At Rakuten Seimei Park, Takahiro Norimoto (2-4) surrendered four runs over two innings to take the loss against Lotte. With one out and two on in the second, the Rakuten starter hustled after a chopper in the infield, but his throw to first went down the right field line for a two-run error.

The Eagles narrowed the gap to 4-3 on a two-run Jabari blash homer in the fourth, but Taiga Hirasawa squeezed home an insurance run for the Marines in the sixth.

Game highlights are HERE.

Central League

Giants 6, Carp 2

At Tokyo Dome, Tomoyuki Sugano (11-5) surrendered a pair of solo home runs over seven innings, and Hayato Sakamoto homered with a man on in the fifth to give Yomiuri the lead for good against Hiroshima.

Game highlights are HERE.

Dragons 1, Tigers 0
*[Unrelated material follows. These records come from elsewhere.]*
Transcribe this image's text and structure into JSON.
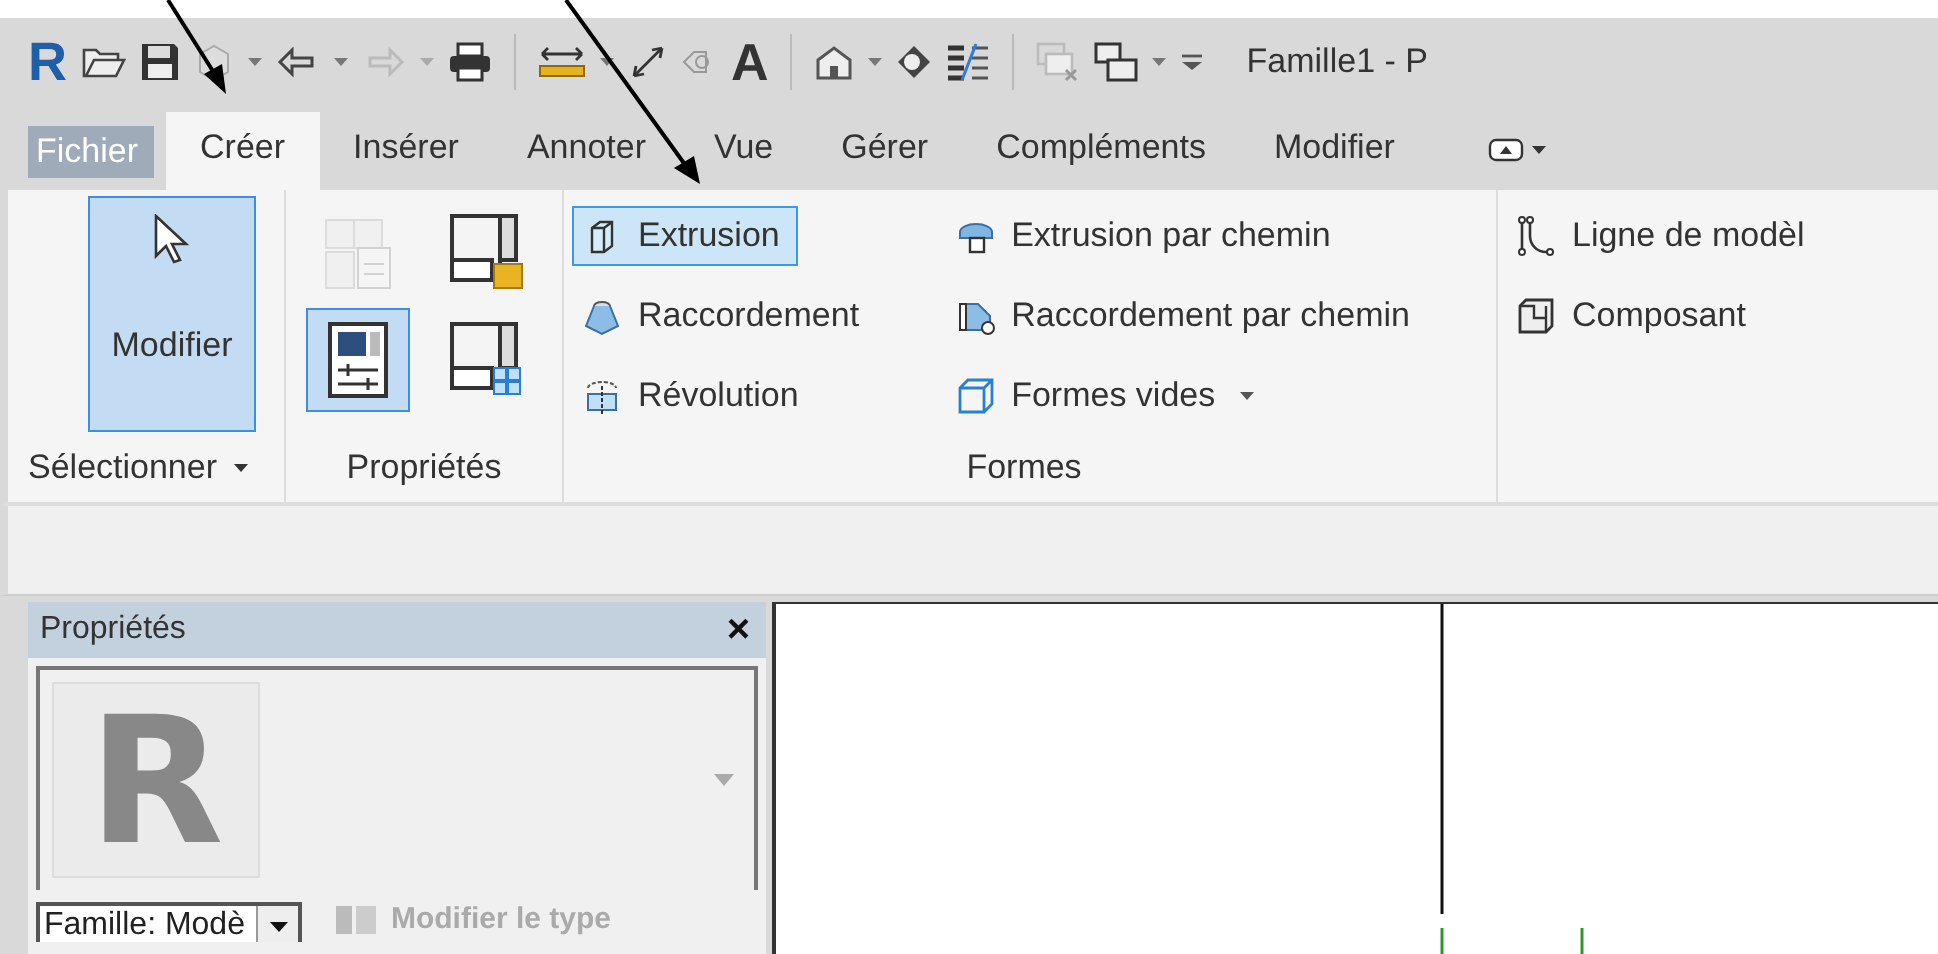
{
  "app_logo": "R",
  "quick_access": {
    "text_glyph": "A"
  },
  "title": "Famille1 - P",
  "tabs": [
    {
      "label": "Fichier",
      "kind": "file",
      "selected": false
    },
    {
      "label": "Créer",
      "kind": "tab",
      "selected": true
    },
    {
      "label": "Insérer",
      "kind": "tab",
      "selected": false
    },
    {
      "label": "Annoter",
      "kind": "tab",
      "selected": false
    },
    {
      "label": "Vue",
      "kind": "tab",
      "selected": false
    },
    {
      "label": "Gérer",
      "kind": "tab",
      "selected": false
    },
    {
      "label": "Compléments",
      "kind": "tab",
      "selected": false
    },
    {
      "label": "Modifier",
      "kind": "tab",
      "selected": false
    }
  ],
  "ribbon": {
    "select_panel": {
      "button": {
        "label": "Modifier",
        "selected": true
      },
      "title": "Sélectionner"
    },
    "properties_panel": {
      "buttons": [
        {
          "kind": "family-types",
          "selected": false,
          "disabled": true
        },
        {
          "kind": "load-family",
          "selected": false,
          "disabled": false
        },
        {
          "kind": "properties",
          "selected": true,
          "disabled": false
        },
        {
          "kind": "family-category",
          "selected": false,
          "disabled": false
        }
      ],
      "title": "Propriétés"
    },
    "forms_panel": {
      "items": [
        {
          "label": "Extrusion",
          "kind": "extrusion",
          "selected": true,
          "dropdown": false
        },
        {
          "label": "Raccordement",
          "kind": "blend",
          "selected": false,
          "dropdown": false
        },
        {
          "label": "Révolution",
          "kind": "revolve",
          "selected": false,
          "dropdown": false
        },
        {
          "label": "Extrusion par chemin",
          "kind": "sweep",
          "selected": false,
          "dropdown": false
        },
        {
          "label": "Raccordement par chemin",
          "kind": "swept-blend",
          "selected": false,
          "dropdown": false
        },
        {
          "label": "Formes vides",
          "kind": "void",
          "selected": false,
          "dropdown": true
        }
      ],
      "title": "Formes"
    },
    "model_panel": {
      "items": [
        {
          "label": "Ligne de modèl",
          "kind": "model-line"
        },
        {
          "label": "Composant",
          "kind": "component"
        }
      ]
    }
  },
  "properties": {
    "title": "Propriétés",
    "close": "×",
    "preview_logo": "R",
    "family_selector": "Famille: Modè",
    "edit_type": {
      "label": "Modifier le type",
      "disabled": true
    }
  }
}
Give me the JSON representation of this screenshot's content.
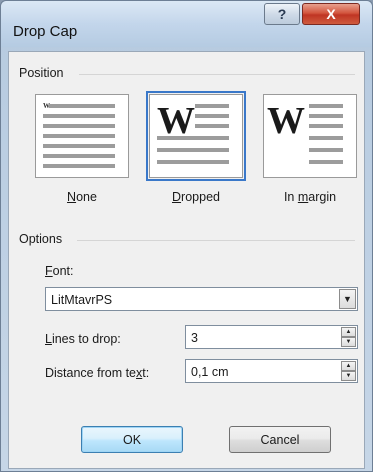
{
  "dialog": {
    "title": "Drop Cap",
    "help_glyph": "?",
    "close_glyph": "X"
  },
  "position": {
    "group_label": "Position",
    "options": [
      {
        "label": "None",
        "mnemonic": "N",
        "rest": "one",
        "selected": false,
        "icon": "no-drop-cap-icon"
      },
      {
        "label": "Dropped",
        "mnemonic": "D",
        "rest": "ropped",
        "selected": true,
        "icon": "dropped-cap-icon"
      },
      {
        "label": "In margin",
        "prefix": "In ",
        "mnemonic": "m",
        "rest": "argin",
        "selected": false,
        "icon": "margin-cap-icon"
      }
    ],
    "preview_letter": "W"
  },
  "options": {
    "group_label": "Options",
    "font": {
      "label_mnemonic": "F",
      "label_rest": "ont:",
      "value": "LitMtavrPS"
    },
    "lines_to_drop": {
      "label_mnemonic": "L",
      "label_rest": "ines to drop:",
      "value": "3"
    },
    "distance": {
      "label_prefix": "Distance from te",
      "label_mnemonic": "x",
      "label_rest": "t:",
      "value": "0,1 cm"
    }
  },
  "buttons": {
    "ok": "OK",
    "cancel": "Cancel"
  }
}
At Koshien Stadium, Toshiki Abe homered in the sixth inning, as four Chunichi pitchers combined to shutout Hanshin on six hits.The Tigers have now been shut out 13 times, once by SoftBank and three times by every other CL club except Yakult.

BayStars 7, Swallows 6

At Yokohama Stadium, rookie Yudai Yamamoto’s two-out, two-strike, pinch-hit RBI single lifted DeNA to a sayonara victory over Yakult, preventing their game from ending in a 12-inning tie that would have cost them a half-game in the pennant race.

Wladimir Balentien hit two home runs for the Swallows, giving him 29 for the season and 284 in Japan and moving him out of a tie with Leron Lee for sole possession of fourth-place among foreign hitters.

The BayStars twice came back to tie it. Takayuki Kajitani hit a sixth-inning solo homer and Neftali Soto, who homered in the third, drew his second walk of the game in the eighth inning, allowing pinch-runner Takehiro Ishikawa to score the tying run on Kazuki Kamizato’s single.